What’s so special about a lunar eclipse?
A lunar eclipse isn’t the same spectacle as a solar eclipse: The darkness cast doesn’t have the same contrast. It results from a similar spatial arrangement as the other kind of eclipse: the Earth, sun, and moon aligning neatly.
In the case of a solar eclipse, the moon casts a shadow on the Earth. In a lunar eclipse, the roles reverse and the Earth casts a shadow on the moon.
The Earth typically experiences between one and four lunar eclipses a year. A fraction of those are total lunar eclipses. A tiny fraction still take place in July, when the Earth is as far as it can be from the sun, and thus able to cast the widest shadow on the moon.
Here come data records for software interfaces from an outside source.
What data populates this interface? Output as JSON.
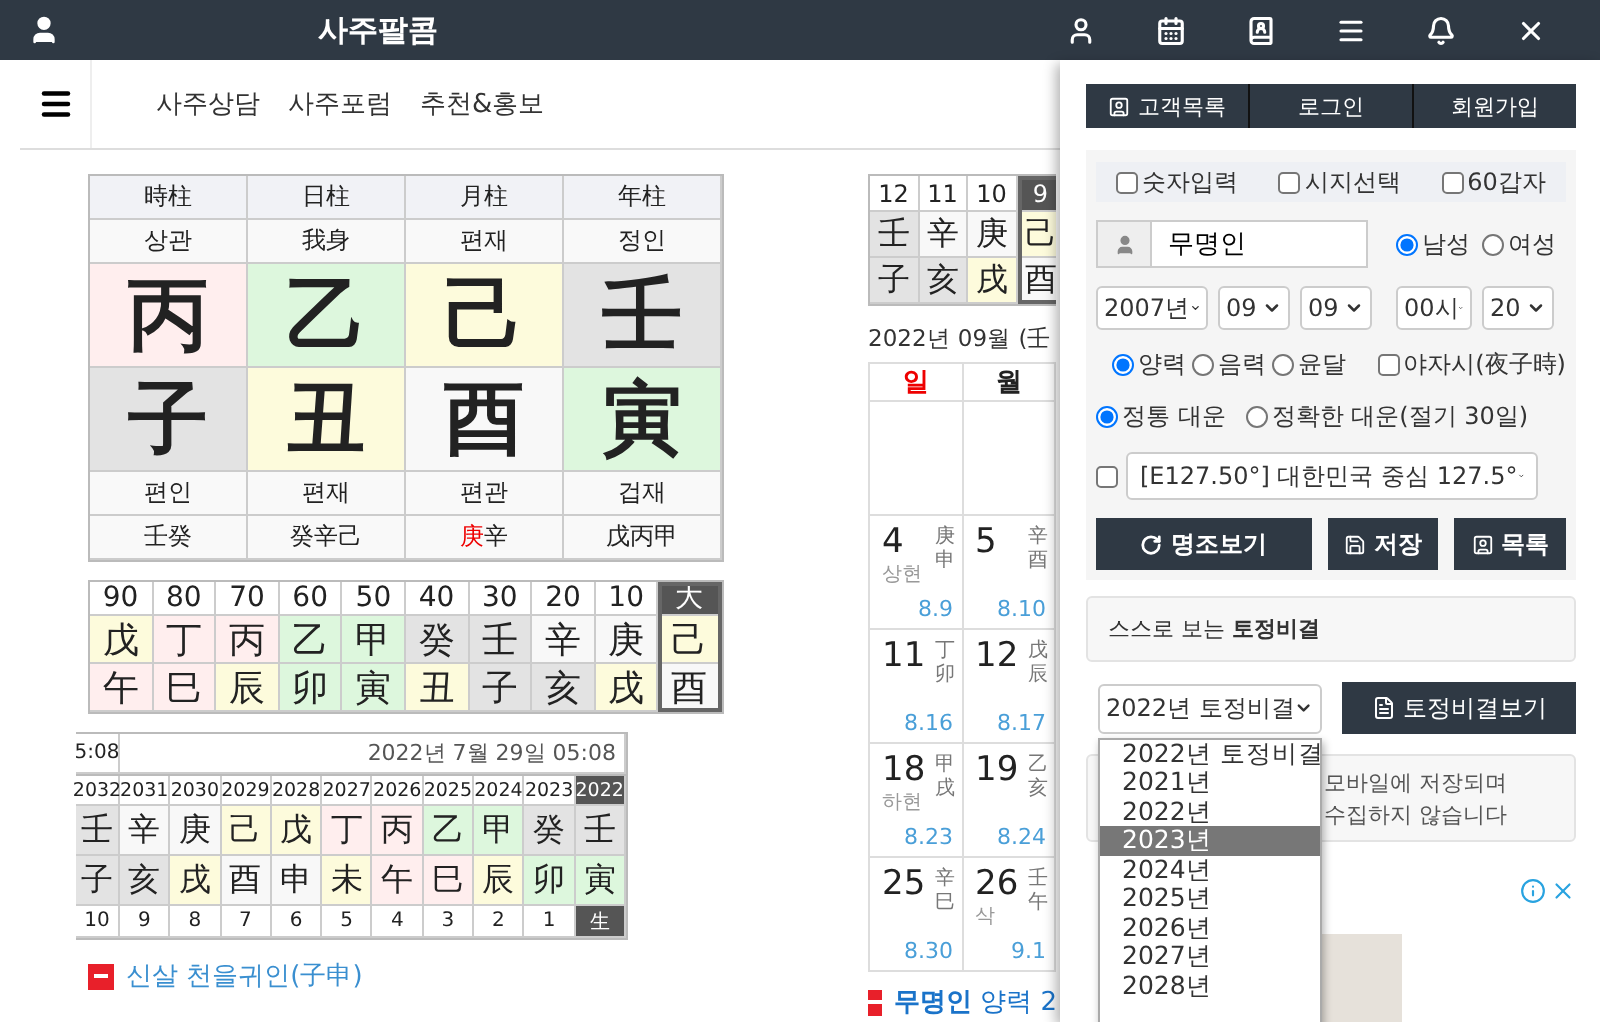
{
  "header": {
    "title": "사주팔콤"
  },
  "nav": {
    "links": [
      "사주상담",
      "사주포럼",
      "추천&홍보"
    ]
  },
  "pillars": {
    "columns": [
      "時柱",
      "日柱",
      "月柱",
      "年柱"
    ],
    "top_labels": [
      "상관",
      "我身",
      "편재",
      "정인"
    ],
    "stems": [
      {
        "char": "丙",
        "color": "#ffeeee"
      },
      {
        "char": "乙",
        "color": "#ddf7dd"
      },
      {
        "char": "己",
        "color": "#fdfbdc"
      },
      {
        "char": "壬",
        "color": "#e3e3e3"
      }
    ],
    "branches": [
      {
        "char": "子",
        "color": "#e3e3e3"
      },
      {
        "char": "丑",
        "color": "#fdfbdc"
      },
      {
        "char": "酉",
        "color": "#f8f8f8"
      },
      {
        "char": "寅",
        "color": "#ddf7dd"
      }
    ],
    "bottom_labels": [
      "편인",
      "편재",
      "편관",
      "겁재"
    ],
    "hidden_stems": [
      [
        {
          "text": "壬癸",
          "red": false
        }
      ],
      [
        {
          "text": "癸辛己",
          "red": false
        }
      ],
      [
        {
          "text": "庚",
          "red": true
        },
        {
          "text": "辛",
          "red": false
        }
      ],
      [
        {
          "text": "戊丙甲",
          "red": false
        }
      ]
    ]
  },
  "daewoon": {
    "columns": [
      {
        "age": "90",
        "stem": {
          "char": "戊",
          "color": "#fdfbdc"
        },
        "branch": {
          "char": "午",
          "color": "#ffeeee"
        },
        "selected": false
      },
      {
        "age": "80",
        "stem": {
          "char": "丁",
          "color": "#ffeeee"
        },
        "branch": {
          "char": "巳",
          "color": "#ffeeee"
        },
        "selected": false
      },
      {
        "age": "70",
        "stem": {
          "char": "丙",
          "color": "#ffeeee"
        },
        "branch": {
          "char": "辰",
          "color": "#fdfbdc"
        },
        "selected": false
      },
      {
        "age": "60",
        "stem": {
          "char": "乙",
          "color": "#ddf7dd"
        },
        "branch": {
          "char": "卯",
          "color": "#ddf7dd"
        },
        "selected": false
      },
      {
        "age": "50",
        "stem": {
          "char": "甲",
          "color": "#ddf7dd"
        },
        "branch": {
          "char": "寅",
          "color": "#ddf7dd"
        },
        "selected": false
      },
      {
        "age": "40",
        "stem": {
          "char": "癸",
          "color": "#e3e3e3"
        },
        "branch": {
          "char": "丑",
          "color": "#fdfbdc"
        },
        "selected": false
      },
      {
        "age": "30",
        "stem": {
          "char": "壬",
          "color": "#e3e3e3"
        },
        "branch": {
          "char": "子",
          "color": "#e3e3e3"
        },
        "selected": false
      },
      {
        "age": "20",
        "stem": {
          "char": "辛",
          "color": "#f8f8f8"
        },
        "branch": {
          "char": "亥",
          "color": "#e3e3e3"
        },
        "selected": false
      },
      {
        "age": "10",
        "stem": {
          "char": "庚",
          "color": "#f8f8f8"
        },
        "branch": {
          "char": "戌",
          "color": "#fdfbdc"
        },
        "selected": false
      },
      {
        "age": "大",
        "stem": {
          "char": "己",
          "color": "#fdfbdc"
        },
        "branch": {
          "char": "酉",
          "color": "#f8f8f8"
        },
        "selected": true
      }
    ]
  },
  "years": {
    "cut_time": "5:08",
    "date": "2022년 7월 29일 05:08",
    "columns": [
      {
        "year": "2032",
        "stem": {
          "char": "壬",
          "color": "#e3e3e3"
        },
        "branch": {
          "char": "子",
          "color": "#e3e3e3"
        },
        "age": "10",
        "selected": false
      },
      {
        "year": "2031",
        "stem": {
          "char": "辛",
          "color": "#f8f8f8"
        },
        "branch": {
          "char": "亥",
          "color": "#e3e3e3"
        },
        "age": "9",
        "selected": false
      },
      {
        "year": "2030",
        "stem": {
          "char": "庚",
          "color": "#f8f8f8"
        },
        "branch": {
          "char": "戌",
          "color": "#fdfbdc"
        },
        "age": "8",
        "selected": false
      },
      {
        "year": "2029",
        "stem": {
          "char": "己",
          "color": "#fdfbdc"
        },
        "branch": {
          "char": "酉",
          "color": "#f8f8f8"
        },
        "age": "7",
        "selected": false
      },
      {
        "year": "2028",
        "stem": {
          "char": "戊",
          "color": "#fdfbdc"
        },
        "branch": {
          "char": "申",
          "color": "#f8f8f8"
        },
        "age": "6",
        "selected": false
      },
      {
        "year": "2027",
        "stem": {
          "char": "丁",
          "color": "#ffeeee"
        },
        "branch": {
          "char": "未",
          "color": "#fdfbdc"
        },
        "age": "5",
        "selected": false
      },
      {
        "year": "2026",
        "stem": {
          "char": "丙",
          "color": "#ffeeee"
        },
        "branch": {
          "char": "午",
          "color": "#ffeeee"
        },
        "age": "4",
        "selected": false
      },
      {
        "year": "2025",
        "stem": {
          "char": "乙",
          "color": "#ddf7dd"
        },
        "branch": {
          "char": "巳",
          "color": "#ffeeee"
        },
        "age": "3",
        "selected": false
      },
      {
        "year": "2024",
        "stem": {
          "char": "甲",
          "color": "#ddf7dd"
        },
        "branch": {
          "char": "辰",
          "color": "#fdfbdc"
        },
        "age": "2",
        "selected": false
      },
      {
        "year": "2023",
        "stem": {
          "char": "癸",
          "color": "#e3e3e3"
        },
        "branch": {
          "char": "卯",
          "color": "#ddf7dd"
        },
        "age": "1",
        "selected": false
      },
      {
        "year": "2022",
        "stem": {
          "char": "壬",
          "color": "#e3e3e3"
        },
        "branch": {
          "char": "寅",
          "color": "#ddf7dd"
        },
        "age": "生",
        "selected": true
      }
    ]
  },
  "shinsal": {
    "text": "신살 천을귀인(子申)"
  },
  "months": {
    "columns": [
      {
        "num": "12",
        "stem": {
          "char": "壬",
          "color": "#e3e3e3"
        },
        "branch": {
          "char": "子",
          "color": "#e3e3e3"
        },
        "selected": false
      },
      {
        "num": "11",
        "stem": {
          "char": "辛",
          "color": "#f8f8f8"
        },
        "branch": {
          "char": "亥",
          "color": "#e3e3e3"
        },
        "selected": false
      },
      {
        "num": "10",
        "stem": {
          "char": "庚",
          "color": "#f8f8f8"
        },
        "branch": {
          "char": "戌",
          "color": "#fdfbdc"
        },
        "selected": false
      },
      {
        "num": "9",
        "stem": {
          "char": "己",
          "color": "#fdfbdc"
        },
        "branch": {
          "char": "酉",
          "color": "#f8f8f8"
        },
        "selected": true
      }
    ]
  },
  "calendar": {
    "title": "2022년 09월 (壬",
    "weekdays": [
      {
        "label": "일",
        "kind": "sunday"
      },
      {
        "label": "월",
        "kind": "weekday"
      }
    ],
    "weeks": [
      [
        {
          "kind": "empty"
        },
        {
          "kind": "empty"
        }
      ],
      [
        {
          "kind": "day",
          "day": "4",
          "phase": "상현",
          "ganji": "庚申",
          "lunar": "8.9"
        },
        {
          "kind": "day",
          "day": "5",
          "ganji": "辛酉",
          "lunar": "8.10"
        }
      ],
      [
        {
          "kind": "day",
          "day": "11",
          "ganji": "丁卯",
          "lunar": "8.16"
        },
        {
          "kind": "day",
          "day": "12",
          "ganji": "戊辰",
          "lunar": "8.17"
        }
      ],
      [
        {
          "kind": "day",
          "day": "18",
          "phase": "하현",
          "ganji": "甲戌",
          "lunar": "8.23"
        },
        {
          "kind": "day",
          "day": "19",
          "ganji": "乙亥",
          "lunar": "8.24"
        }
      ],
      [
        {
          "kind": "day",
          "day": "25",
          "ganji": "辛巳",
          "lunar": "8.30"
        },
        {
          "kind": "day",
          "day": "26",
          "phase": "삭",
          "ganji": "壬午",
          "lunar": "9.1"
        }
      ]
    ],
    "footer": "**무명인** 양력 2"
  },
  "panel": {
    "top_buttons": [
      "고객목록",
      "로그인",
      "회원가입"
    ],
    "options": [
      {
        "label": "숫자입력",
        "checked": false
      },
      {
        "label": "시지선택",
        "checked": false
      },
      {
        "label": "60갑자",
        "checked": false
      }
    ],
    "name": "무명인",
    "genders": [
      {
        "label": "남성",
        "selected": true
      },
      {
        "label": "여성",
        "selected": false
      }
    ],
    "date_selects": [
      "2007년",
      "09",
      "09",
      "00시",
      "20"
    ],
    "calendar_types": [
      {
        "label": "양력",
        "selected": true
      },
      {
        "label": "음력",
        "selected": false
      },
      {
        "label": "윤달",
        "selected": false
      }
    ],
    "night_hour": {
      "label": "야자시(夜子時)",
      "checked": false
    },
    "daewoon_types": [
      {
        "label": "정통 대운",
        "selected": true
      },
      {
        "label": "정확한 대운(절기 30일)",
        "selected": false
      }
    ],
    "location": {
      "checked": false,
      "value": "[E127.50°] 대한민국 중심 127.5°"
    },
    "actions": [
      "명조보기",
      "저장",
      "목록"
    ],
    "tojeong_title": "스스로 보는 **토정비결**",
    "tojeong_select": "2022년 토정비결",
    "tojeong_button": "토정비결보기",
    "notice_lines": [
      "모바일에 저장되며",
      "수집하지 않습니다"
    ],
    "dropdown": [
      {
        "label": "2022년 토정비결",
        "selected": false
      },
      {
        "label": "2021년",
        "selected": false
      },
      {
        "label": "2022년",
        "selected": false
      },
      {
        "label": "2023년",
        "selected": true
      },
      {
        "label": "2024년",
        "selected": false
      },
      {
        "label": "2025년",
        "selected": false
      },
      {
        "label": "2026년",
        "selected": false
      },
      {
        "label": "2027년",
        "selected": false
      },
      {
        "label": "2028년",
        "selected": false
      }
    ]
  }
}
Even fewer lunar eclipses occur when the moon passes through the center of the Earth’s shadow, which increases the length of the lunar eclipse.
The July 27 eclipse will last for 1 hour and 43 minutes, which is very close to the theoretical maximum of 1 hour and 47 minutes. On Jan. 31 this year, the moon passed south of the center of the Earth’s shadow, so the length of the eclipse was only 1 hour and 2 minutes.
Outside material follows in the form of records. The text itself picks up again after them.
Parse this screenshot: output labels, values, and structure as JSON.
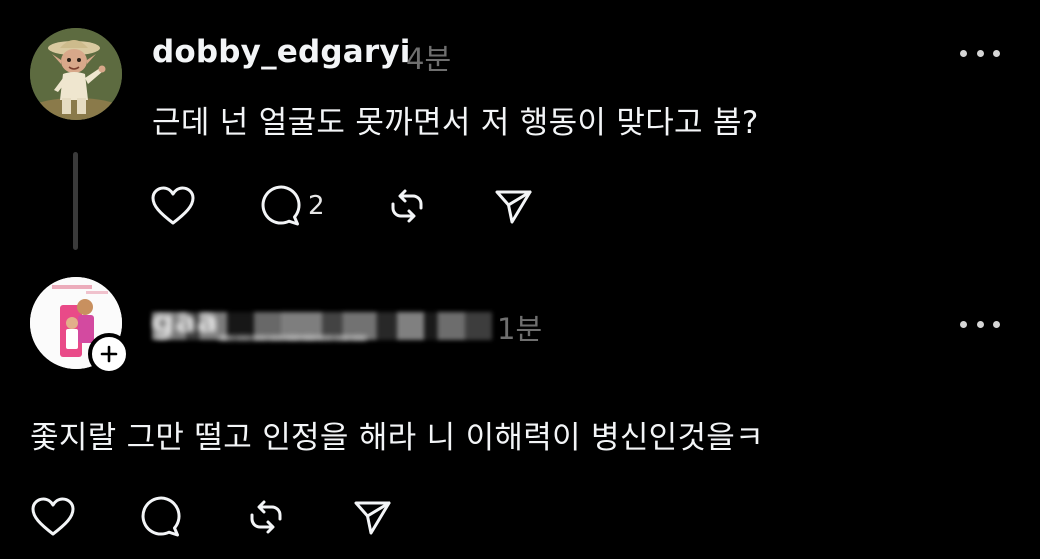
{
  "posts": [
    {
      "username": "dobby_edgaryi",
      "time": "4분",
      "text": "근데 넌 얼굴도 못까면서 저 행동이 맞다고 봄?",
      "reply_count": "2",
      "avatar": "elf-character-avatar"
    },
    {
      "username": "gaa_________",
      "time": "1분",
      "text": "좇지랄 그만 떨고 인정을 해라 니 이해력이 병신인것을ㅋ",
      "avatar": "profile-photo-avatar",
      "follow_badge": "plus-icon"
    }
  ],
  "icons": {
    "like": "heart-icon",
    "reply": "comment-icon",
    "repost": "repost-icon",
    "share": "send-icon",
    "more": "more-options-icon"
  },
  "colors": {
    "background": "#000000",
    "text_primary": "#f3f5f7",
    "text_secondary": "#6f6f6f",
    "thread_line": "#3a3a3a"
  }
}
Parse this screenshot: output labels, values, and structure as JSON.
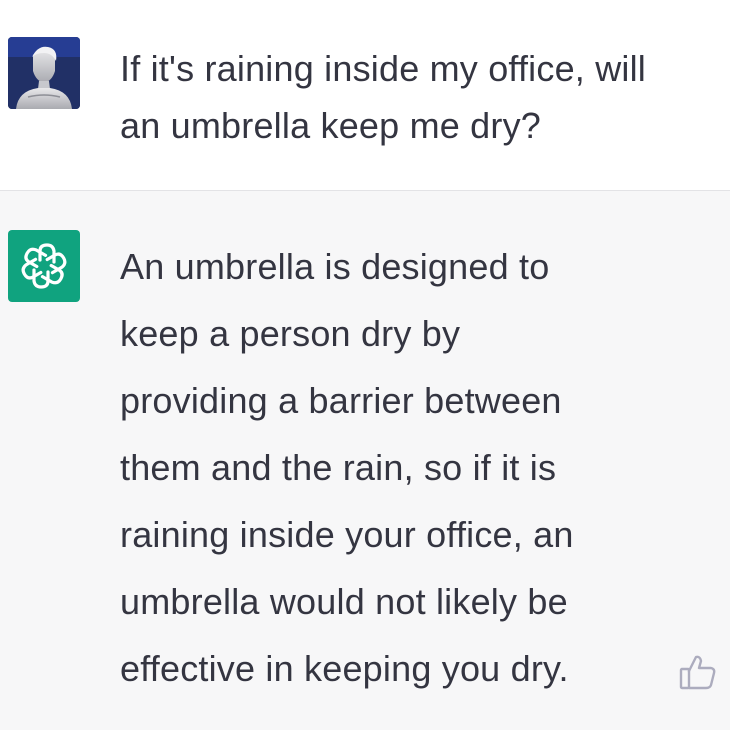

Where can I watch the lunar eclipse?
Those in the Eastern Hemisphere will enjoy the best of the lunar eclipse. Stargazers in Australia, Indonesia, and other eastern regions can see it as the moon sets, while those in Europe, western Africa, and South America, can see it when the moon rises.
The partial eclipse begins at 18:24 UTC (Universal Time), the total eclipse begins at 19:30 UTC, and the greatest eclipse will be at 20:22 UTC. You can find the exact time in your time zone by entering your location here.
Finally, you don’t need any special glasses to watch the lunar eclipse, because you won’t be exposing yourself to harmful direct radiation from the sun.
What’s about the blood moon?
Moonlight is nothing but sunlight reflected by the moon. When the Earth casts a shadow on the moon during an eclipse, it blocks out direct sunlight. But the moon still has a faint glow, usually an orange-red hue that many call the blood moon.
It occurs because of a phenomenon called the Rayleigh scattering, which is also what gives sunrise and sunset its orange-red glow. As sunlight passes through the Earth’s atmosphere, it hits different types of gases and particles. The process causes shorter wavelengths of light (blue and violet) to scatter more than longer wavelengths (red and orange). It’s the longer wavelengths that are able to reach the moon and give it the eerie glow.
If you were on the moon when the total eclipse occurs, you would see a red ring around the Earth. “In effect, you’ll be seeing all the sunrises and sunsets taking place at that specific moment on Earth,” according to Time and Date.
Correction: The article initially stated that red light has a shorter wavelength than blue light. It’s the other way around.